Your assignment
From the entries below, pull out each line where "level" appears.

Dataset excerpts
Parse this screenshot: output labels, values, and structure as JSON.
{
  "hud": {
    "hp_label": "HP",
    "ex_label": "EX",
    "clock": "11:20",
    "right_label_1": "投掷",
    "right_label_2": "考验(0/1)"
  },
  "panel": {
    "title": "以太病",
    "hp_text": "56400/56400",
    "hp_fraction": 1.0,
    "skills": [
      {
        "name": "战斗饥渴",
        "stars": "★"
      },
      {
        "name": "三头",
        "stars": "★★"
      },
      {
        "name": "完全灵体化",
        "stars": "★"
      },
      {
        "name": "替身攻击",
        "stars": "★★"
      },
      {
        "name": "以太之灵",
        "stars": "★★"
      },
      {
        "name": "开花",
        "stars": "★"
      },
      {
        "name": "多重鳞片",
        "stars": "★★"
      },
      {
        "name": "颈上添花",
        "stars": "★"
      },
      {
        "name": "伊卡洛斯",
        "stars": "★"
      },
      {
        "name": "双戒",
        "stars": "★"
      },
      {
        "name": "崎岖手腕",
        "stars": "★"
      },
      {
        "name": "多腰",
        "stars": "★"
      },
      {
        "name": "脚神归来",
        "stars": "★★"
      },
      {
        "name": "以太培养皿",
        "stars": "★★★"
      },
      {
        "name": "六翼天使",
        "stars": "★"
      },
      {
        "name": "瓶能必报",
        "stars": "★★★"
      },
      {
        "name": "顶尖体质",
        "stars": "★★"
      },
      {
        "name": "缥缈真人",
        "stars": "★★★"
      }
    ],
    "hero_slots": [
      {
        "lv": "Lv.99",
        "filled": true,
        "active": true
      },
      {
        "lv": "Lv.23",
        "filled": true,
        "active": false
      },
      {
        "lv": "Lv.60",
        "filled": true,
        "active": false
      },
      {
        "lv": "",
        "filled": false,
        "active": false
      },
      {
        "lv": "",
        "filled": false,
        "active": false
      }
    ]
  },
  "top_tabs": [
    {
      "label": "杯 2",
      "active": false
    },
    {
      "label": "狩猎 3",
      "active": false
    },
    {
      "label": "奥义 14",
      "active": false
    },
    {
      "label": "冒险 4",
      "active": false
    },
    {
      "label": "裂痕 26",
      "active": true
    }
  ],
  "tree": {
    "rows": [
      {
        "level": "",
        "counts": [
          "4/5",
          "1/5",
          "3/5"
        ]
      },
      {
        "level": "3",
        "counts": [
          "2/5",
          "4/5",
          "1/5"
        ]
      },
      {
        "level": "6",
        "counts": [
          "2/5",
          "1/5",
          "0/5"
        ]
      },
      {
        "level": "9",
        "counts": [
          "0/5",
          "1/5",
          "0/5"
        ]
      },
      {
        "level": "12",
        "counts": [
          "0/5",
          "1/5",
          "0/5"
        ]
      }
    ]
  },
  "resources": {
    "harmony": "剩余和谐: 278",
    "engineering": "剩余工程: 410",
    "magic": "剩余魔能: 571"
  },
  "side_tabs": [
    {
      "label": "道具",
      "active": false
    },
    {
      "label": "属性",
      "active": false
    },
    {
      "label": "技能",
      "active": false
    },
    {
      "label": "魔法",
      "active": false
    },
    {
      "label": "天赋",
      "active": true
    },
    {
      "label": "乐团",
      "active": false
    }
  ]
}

Task answer
        "level": "",
        "level": "3",
        "level": "6",
        "level": "9",
        "level": "12",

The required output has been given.